/dev/mapper/centos_dhcp--zzz--zzz--zzz--zz-usr_local  6.0G   33M  6.0G   1% /usr/local
/dev/mapper/centos_dhcp--zzz--zzz--zzz--zz-home        10G   33M   10G   1% /home
/dev/mapper/centos_dhcp--zzz--zzz--zzz--zz-var        6.0G  414M  5.6G   7% /var
/dev/mapper/centos_dhcp--zzz--zzz--zzz--zz-tmp        2.0G   33M  2.0G   2% /tmp
tmpfs                                                 379M     0  379M   0% /run/user/1001

Notice how var, data, home, tmp, usr, usr_local, and root have their own partitions. I prefer to have a few but large disk partitions. So, today I figured out how to merge two or more partitions into the root partition (thank you, @kmpaul for the help and documenting this!).

Step 1: Make sure you are logged in as root

Step 2: Backup data from the partitions you want to merge into the root partiton

$ rsync -a /home/ /home-old/
$ rsync -a /tmp/ /tmp-old/
$ rsync -a /var/ /var-old/

Step 3: Reboot the VM into an emergency mode

$ systemctl emergency

Step 4: Umount and remove logic volume for each of the partitions

$ umount /dev/mapper/centos_dhcp--zzz--zzz--zzz--zz-data
$ umount /dev/mapper/centos_dhcp--zzz--zzz--zzz--zz-home
$ umount /dev/mapper/centos_dhcp--zzz--zzz--zzz--zz-var
$ umount /dev/mapper/centos_dhcp--zzz--zzz--zzz--zz-tmp

Step 5: Copy the backed up data

$ rsync -a /home-old/ /home/
$ rsync -a /var-old/ /var/
$ rsync -a /tmp-old/ /tmp/

Step 6: Edit the /etc/fstab file by removing or commenting out the partitions we don’t need

$ vi /etc/fstab

Step 7: Extend the root partition to fill the remaining space

$ lvextend -l +100%FREE -r /dev/mapper/centos_dhcp--zzz--zzz--zzz--zz-root

Step 9: Remove the backups

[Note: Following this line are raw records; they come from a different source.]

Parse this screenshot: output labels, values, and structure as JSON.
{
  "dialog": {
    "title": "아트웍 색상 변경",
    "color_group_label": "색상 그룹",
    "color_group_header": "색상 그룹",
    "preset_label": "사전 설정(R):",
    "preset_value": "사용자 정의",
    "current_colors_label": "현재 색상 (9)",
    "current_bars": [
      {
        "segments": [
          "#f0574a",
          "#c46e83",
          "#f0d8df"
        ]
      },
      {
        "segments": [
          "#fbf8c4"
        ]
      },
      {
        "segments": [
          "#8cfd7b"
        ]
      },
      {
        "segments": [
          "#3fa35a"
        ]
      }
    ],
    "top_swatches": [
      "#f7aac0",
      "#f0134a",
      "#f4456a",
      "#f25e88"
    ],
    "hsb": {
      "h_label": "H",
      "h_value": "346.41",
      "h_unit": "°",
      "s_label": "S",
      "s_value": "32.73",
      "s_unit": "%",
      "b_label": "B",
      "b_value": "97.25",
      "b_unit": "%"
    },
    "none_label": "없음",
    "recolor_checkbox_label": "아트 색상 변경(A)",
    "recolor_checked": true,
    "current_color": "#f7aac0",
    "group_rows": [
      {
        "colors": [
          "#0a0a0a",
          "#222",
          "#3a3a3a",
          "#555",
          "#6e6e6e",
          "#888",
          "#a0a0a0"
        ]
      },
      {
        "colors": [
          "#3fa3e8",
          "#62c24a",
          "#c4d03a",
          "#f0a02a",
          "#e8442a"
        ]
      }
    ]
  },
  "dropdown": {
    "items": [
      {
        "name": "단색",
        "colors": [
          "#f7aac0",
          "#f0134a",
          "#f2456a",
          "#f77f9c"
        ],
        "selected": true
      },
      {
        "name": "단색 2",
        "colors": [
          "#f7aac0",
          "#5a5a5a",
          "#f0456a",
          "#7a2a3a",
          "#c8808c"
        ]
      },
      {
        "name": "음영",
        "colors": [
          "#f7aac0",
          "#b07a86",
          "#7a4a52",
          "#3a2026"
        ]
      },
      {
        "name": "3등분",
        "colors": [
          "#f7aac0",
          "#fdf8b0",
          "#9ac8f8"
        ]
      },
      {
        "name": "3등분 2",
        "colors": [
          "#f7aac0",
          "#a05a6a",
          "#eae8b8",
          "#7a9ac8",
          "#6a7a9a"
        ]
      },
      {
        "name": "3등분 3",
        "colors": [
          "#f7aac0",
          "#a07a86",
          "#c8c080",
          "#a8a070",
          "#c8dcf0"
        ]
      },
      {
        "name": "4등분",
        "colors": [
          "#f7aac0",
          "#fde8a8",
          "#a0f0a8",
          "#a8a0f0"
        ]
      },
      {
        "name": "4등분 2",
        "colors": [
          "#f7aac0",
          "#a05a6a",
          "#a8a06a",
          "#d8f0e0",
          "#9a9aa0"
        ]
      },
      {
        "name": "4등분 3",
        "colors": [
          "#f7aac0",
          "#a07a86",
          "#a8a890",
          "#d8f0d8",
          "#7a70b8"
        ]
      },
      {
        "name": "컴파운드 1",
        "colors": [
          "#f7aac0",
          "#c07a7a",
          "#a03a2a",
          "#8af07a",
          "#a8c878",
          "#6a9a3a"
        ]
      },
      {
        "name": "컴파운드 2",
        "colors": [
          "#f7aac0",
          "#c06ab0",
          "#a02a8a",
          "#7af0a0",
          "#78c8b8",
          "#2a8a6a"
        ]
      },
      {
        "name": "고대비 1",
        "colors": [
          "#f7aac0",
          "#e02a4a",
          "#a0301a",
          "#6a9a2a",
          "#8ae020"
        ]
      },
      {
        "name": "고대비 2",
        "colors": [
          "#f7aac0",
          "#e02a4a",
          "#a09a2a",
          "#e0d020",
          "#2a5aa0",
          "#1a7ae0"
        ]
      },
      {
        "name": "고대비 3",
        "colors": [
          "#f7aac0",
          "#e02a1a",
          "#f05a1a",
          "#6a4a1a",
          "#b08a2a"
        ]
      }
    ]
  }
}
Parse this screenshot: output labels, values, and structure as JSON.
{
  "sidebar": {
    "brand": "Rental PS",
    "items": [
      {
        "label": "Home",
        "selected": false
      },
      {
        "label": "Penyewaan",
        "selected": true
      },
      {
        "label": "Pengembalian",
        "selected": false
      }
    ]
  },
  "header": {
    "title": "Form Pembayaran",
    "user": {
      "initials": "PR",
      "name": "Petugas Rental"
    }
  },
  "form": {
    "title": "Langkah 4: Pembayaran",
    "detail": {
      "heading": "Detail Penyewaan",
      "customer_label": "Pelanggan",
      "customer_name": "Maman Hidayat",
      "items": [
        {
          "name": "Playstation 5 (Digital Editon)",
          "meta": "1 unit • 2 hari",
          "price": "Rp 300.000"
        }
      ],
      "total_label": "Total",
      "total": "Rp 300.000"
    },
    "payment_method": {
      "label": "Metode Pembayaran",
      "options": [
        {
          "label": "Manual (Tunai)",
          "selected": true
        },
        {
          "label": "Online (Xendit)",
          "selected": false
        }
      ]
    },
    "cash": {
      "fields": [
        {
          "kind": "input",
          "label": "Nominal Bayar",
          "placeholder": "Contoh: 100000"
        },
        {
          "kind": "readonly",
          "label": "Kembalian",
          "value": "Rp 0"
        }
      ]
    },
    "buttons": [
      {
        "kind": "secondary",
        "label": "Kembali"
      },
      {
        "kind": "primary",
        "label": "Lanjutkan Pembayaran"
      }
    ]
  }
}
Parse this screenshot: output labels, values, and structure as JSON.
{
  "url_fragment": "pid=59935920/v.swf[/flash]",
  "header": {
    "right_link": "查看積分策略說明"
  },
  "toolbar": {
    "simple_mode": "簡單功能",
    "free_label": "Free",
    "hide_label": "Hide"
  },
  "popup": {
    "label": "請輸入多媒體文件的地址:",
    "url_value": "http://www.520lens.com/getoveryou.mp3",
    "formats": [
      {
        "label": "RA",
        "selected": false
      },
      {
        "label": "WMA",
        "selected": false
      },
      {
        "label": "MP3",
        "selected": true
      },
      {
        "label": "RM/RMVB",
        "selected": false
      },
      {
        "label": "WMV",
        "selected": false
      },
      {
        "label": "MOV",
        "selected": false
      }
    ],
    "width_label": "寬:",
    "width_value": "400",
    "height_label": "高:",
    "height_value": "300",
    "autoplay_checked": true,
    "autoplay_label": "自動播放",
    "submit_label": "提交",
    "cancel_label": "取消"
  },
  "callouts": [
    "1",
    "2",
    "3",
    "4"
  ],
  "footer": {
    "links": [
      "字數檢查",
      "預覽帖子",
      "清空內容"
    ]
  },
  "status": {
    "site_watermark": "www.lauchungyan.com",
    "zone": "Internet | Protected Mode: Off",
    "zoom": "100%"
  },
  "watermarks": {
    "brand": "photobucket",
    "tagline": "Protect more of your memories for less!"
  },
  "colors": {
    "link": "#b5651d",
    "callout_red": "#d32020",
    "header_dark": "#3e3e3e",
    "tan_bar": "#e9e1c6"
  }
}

$ rm -rf /home-old/ /tmp-old/ /var-old/

Step 8: Reboot the system

$ reboot

Step 9: Login to the VM as a regular user or root

Let’s check that our / root partition size has increased:

$ df -h
Filesystem                                            Size  Used Avail Use% Mounted on
devtmpfs                                              1.9G     0  1.9G   0% /dev
tmpfs                                                 1.9G     0  1.9G   0% /dev/shm
tmpfs                                                 1.9G  8.9M  1.9G   1% /run
tmpfs                                                 1.9G     0  1.9G   0% /sys/fs/cgroup
/dev/mapper/centos_dhcp--zzz--zzz--zzz--zz-root        85G  474M   85G   1% /
/dev/mapper/centos_dhcp--zzz--zzz--zzz--zz-usr        6.0G  1.5G  4.6G  24% /usr
/dev/sda1                                            1014M  232M  783M  23% /boot
/dev/mapper/centos_dhcp--zzz--zzz--zzz--zz-usr_local  6.0G   33M  6.0G   1% /usr/local
tmpfs                                                 379M     0  379M   0% /run/user/1001

Voilà! 🙌